Work task → For this exercise, the reply is the listing below, reproduced exactly.

Dataset content →
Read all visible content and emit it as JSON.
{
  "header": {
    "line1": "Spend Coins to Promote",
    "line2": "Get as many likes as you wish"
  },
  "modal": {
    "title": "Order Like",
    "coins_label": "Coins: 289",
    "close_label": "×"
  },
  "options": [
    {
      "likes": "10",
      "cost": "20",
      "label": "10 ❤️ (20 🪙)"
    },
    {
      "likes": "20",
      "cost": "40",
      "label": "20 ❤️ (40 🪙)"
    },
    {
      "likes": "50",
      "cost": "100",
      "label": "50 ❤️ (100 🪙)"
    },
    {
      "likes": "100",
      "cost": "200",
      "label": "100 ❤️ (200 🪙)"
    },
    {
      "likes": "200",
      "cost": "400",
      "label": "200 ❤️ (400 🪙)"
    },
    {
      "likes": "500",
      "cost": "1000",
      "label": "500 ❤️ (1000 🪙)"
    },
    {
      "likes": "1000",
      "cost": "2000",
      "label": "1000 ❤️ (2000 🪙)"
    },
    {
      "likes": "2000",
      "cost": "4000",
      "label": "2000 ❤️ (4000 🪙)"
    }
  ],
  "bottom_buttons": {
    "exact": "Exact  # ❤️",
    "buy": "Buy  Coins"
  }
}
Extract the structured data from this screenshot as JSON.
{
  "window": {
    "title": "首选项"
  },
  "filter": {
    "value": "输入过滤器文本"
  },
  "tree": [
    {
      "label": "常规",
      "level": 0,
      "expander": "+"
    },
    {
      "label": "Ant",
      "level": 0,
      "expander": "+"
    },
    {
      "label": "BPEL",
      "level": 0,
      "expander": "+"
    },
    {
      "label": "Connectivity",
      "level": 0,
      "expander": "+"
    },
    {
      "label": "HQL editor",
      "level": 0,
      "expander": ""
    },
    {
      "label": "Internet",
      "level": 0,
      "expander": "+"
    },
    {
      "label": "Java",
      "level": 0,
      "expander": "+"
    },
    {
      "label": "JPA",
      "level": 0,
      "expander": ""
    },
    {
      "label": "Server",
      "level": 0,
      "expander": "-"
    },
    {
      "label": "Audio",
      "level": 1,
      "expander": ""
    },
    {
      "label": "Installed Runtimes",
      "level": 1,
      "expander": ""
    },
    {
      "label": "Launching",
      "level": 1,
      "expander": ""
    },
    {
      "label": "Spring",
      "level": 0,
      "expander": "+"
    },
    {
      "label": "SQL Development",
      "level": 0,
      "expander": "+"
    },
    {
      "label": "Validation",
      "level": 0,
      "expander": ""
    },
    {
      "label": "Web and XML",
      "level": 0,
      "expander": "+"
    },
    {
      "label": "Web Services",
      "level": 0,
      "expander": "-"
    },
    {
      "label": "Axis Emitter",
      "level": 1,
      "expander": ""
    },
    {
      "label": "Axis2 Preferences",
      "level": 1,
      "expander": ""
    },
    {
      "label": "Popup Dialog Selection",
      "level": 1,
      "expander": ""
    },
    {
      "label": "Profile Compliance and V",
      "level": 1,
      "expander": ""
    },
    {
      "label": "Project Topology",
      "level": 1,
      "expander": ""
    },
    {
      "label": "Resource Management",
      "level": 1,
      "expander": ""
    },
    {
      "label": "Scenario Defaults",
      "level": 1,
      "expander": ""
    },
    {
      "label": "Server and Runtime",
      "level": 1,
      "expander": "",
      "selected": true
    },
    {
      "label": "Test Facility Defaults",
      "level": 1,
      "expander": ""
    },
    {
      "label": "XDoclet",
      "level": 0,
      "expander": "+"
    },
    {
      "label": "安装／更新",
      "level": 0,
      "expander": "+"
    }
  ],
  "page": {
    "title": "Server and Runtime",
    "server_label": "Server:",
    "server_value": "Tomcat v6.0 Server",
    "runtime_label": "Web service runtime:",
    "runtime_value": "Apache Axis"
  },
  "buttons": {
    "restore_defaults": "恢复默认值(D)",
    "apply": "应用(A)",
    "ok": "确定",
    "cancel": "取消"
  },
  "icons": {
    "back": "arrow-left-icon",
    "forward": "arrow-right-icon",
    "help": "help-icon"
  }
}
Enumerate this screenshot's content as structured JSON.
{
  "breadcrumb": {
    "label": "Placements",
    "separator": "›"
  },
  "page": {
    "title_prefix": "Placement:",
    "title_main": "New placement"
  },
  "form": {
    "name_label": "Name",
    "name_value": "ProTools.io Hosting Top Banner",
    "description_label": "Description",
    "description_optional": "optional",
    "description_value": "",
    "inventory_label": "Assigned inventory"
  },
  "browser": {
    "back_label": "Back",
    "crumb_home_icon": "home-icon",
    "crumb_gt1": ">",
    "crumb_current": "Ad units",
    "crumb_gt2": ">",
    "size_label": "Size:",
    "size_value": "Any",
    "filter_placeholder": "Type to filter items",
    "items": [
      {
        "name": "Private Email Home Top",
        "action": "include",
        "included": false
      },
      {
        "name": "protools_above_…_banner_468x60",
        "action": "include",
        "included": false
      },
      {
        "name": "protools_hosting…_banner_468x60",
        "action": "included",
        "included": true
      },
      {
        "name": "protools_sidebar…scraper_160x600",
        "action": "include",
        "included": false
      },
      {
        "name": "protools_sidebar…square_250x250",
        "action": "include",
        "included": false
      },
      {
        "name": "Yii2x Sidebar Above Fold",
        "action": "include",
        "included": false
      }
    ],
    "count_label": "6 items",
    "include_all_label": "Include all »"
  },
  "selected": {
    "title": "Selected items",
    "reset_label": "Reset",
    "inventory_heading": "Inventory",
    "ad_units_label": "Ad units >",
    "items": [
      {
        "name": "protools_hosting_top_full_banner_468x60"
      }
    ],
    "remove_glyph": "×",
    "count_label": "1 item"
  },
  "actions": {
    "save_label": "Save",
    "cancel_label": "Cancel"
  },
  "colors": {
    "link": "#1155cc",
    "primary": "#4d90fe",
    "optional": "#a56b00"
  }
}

Answer to this problem →
Read all visible content and emit it as JSON.
{
  "header": {
    "line1": "Spend Coins to Promote",
    "line2": "Get as many likes as you wish"
  },
  "modal": {
    "title": "Order Like",
    "coins_label": "Coins: 289",
    "close_label": "×"
  },
  "options": [
    {
      "likes": "10",
      "cost": "20",
      "label": "10 ❤️ (20 🪙)"
    },
    {
      "likes": "20",
      "cost": "40",
      "label": "20 ❤️ (40 🪙)"
    },
    {
      "likes": "50",
      "cost": "100",
      "label": "50 ❤️ (100 🪙)"
    },
    {
      "likes": "100",
      "cost": "200",
      "label": "100 ❤️ (200 🪙)"
    },
    {
      "likes": "200",
      "cost": "400",
      "label": "200 ❤️ (400 🪙)"
    },
    {
      "likes": "500",
      "cost": "1000",
      "label": "500 ❤️ (1000 🪙)"
    },
    {
      "likes": "1000",
      "cost": "2000",
      "label": "1000 ❤️ (2000 🪙)"
    },
    {
      "likes": "2000",
      "cost": "4000",
      "label": "2000 ❤️ (4000 🪙)"
    }
  ],
  "bottom_buttons": {
    "exact": "Exact  # ❤️",
    "buy": "Buy  Coins"
  }
}
Extract the structured data from this screenshot as JSON.
{
  "window": {
    "title": "首选项"
  },
  "filter": {
    "value": "输入过滤器文本"
  },
  "tree": [
    {
      "label": "常规",
      "level": 0,
      "expander": "+"
    },
    {
      "label": "Ant",
      "level": 0,
      "expander": "+"
    },
    {
      "label": "BPEL",
      "level": 0,
      "expander": "+"
    },
    {
      "label": "Connectivity",
      "level": 0,
      "expander": "+"
    },
    {
      "label": "HQL editor",
      "level": 0,
      "expander": ""
    },
    {
      "label": "Internet",
      "level": 0,
      "expander": "+"
    },
    {
      "label": "Java",
      "level": 0,
      "expander": "+"
    },
    {
      "label": "JPA",
      "level": 0,
      "expander": ""
    },
    {
      "label": "Server",
      "level": 0,
      "expander": "-"
    },
    {
      "label": "Audio",
      "level": 1,
      "expander": ""
    },
    {
      "label": "Installed Runtimes",
      "level": 1,
      "expander": ""
    },
    {
      "label": "Launching",
      "level": 1,
      "expander": ""
    },
    {
      "label": "Spring",
      "level": 0,
      "expander": "+"
    },
    {
      "label": "SQL Development",
      "level": 0,
      "expander": "+"
    },
    {
      "label": "Validation",
      "level": 0,
      "expander": ""
    },
    {
      "label": "Web and XML",
      "level": 0,
      "expander": "+"
    },
    {
      "label": "Web Services",
      "level": 0,
      "expander": "-"
    },
    {
      "label": "Axis Emitter",
      "level": 1,
      "expander": ""
    },
    {
      "label": "Axis2 Preferences",
      "level": 1,
      "expander": ""
    },
    {
      "label": "Popup Dialog Selection",
      "level": 1,
      "expander": ""
    },
    {
      "label": "Profile Compliance and V",
      "level": 1,
      "expander": ""
    },
    {
      "label": "Project Topology",
      "level": 1,
      "expander": ""
    },
    {
      "label": "Resource Management",
      "level": 1,
      "expander": ""
    },
    {
      "label": "Scenario Defaults",
      "level": 1,
      "expander": ""
    },
    {
      "label": "Server and Runtime",
      "level": 1,
      "expander": "",
      "selected": true
    },
    {
      "label": "Test Facility Defaults",
      "level": 1,
      "expander": ""
    },
    {
      "label": "XDoclet",
      "level": 0,
      "expander": "+"
    },
    {
      "label": "安装／更新",
      "level": 0,
      "expander": "+"
    }
  ],
  "page": {
    "title": "Server and Runtime",
    "server_label": "Server:",
    "server_value": "Tomcat v6.0 Server",
    "runtime_label": "Web service runtime:",
    "runtime_value": "Apache Axis"
  },
  "buttons": {
    "restore_defaults": "恢复默认值(D)",
    "apply": "应用(A)",
    "ok": "确定",
    "cancel": "取消"
  },
  "icons": {
    "back": "arrow-left-icon",
    "forward": "arrow-right-icon",
    "help": "help-icon"
  }
}
Enumerate this screenshot's content as structured JSON.
{
  "breadcrumb": {
    "label": "Placements",
    "separator": "›"
  },
  "page": {
    "title_prefix": "Placement:",
    "title_main": "New placement"
  },
  "form": {
    "name_label": "Name",
    "name_value": "ProTools.io Hosting Top Banner",
    "description_label": "Description",
    "description_optional": "optional",
    "description_value": "",
    "inventory_label": "Assigned inventory"
  },
  "browser": {
    "back_label": "Back",
    "crumb_home_icon": "home-icon",
    "crumb_gt1": ">",
    "crumb_current": "Ad units",
    "crumb_gt2": ">",
    "size_label": "Size:",
    "size_value": "Any",
    "filter_placeholder": "Type to filter items",
    "items": [
      {
        "name": "Private Email Home Top",
        "action": "include",
        "included": false
      },
      {
        "name": "protools_above_…_banner_468x60",
        "action": "include",
        "included": false
      },
      {
        "name": "protools_hosting…_banner_468x60",
        "action": "included",
        "included": true
      },
      {
        "name": "protools_sidebar…scraper_160x600",
        "action": "include",
        "included": false
      },
      {
        "name": "protools_sidebar…square_250x250",
        "action": "include",
        "included": false
      },
      {
        "name": "Yii2x Sidebar Above Fold",
        "action": "include",
        "included": false
      }
    ],
    "count_label": "6 items",
    "include_all_label": "Include all »"
  },
  "selected": {
    "title": "Selected items",
    "reset_label": "Reset",
    "inventory_heading": "Inventory",
    "ad_units_label": "Ad units >",
    "items": [
      {
        "name": "protools_hosting_top_full_banner_468x60"
      }
    ],
    "remove_glyph": "×",
    "count_label": "1 item"
  },
  "actions": {
    "save_label": "Save",
    "cancel_label": "Cancel"
  },
  "colors": {
    "link": "#1155cc",
    "primary": "#4d90fe",
    "optional": "#a56b00"
  }
}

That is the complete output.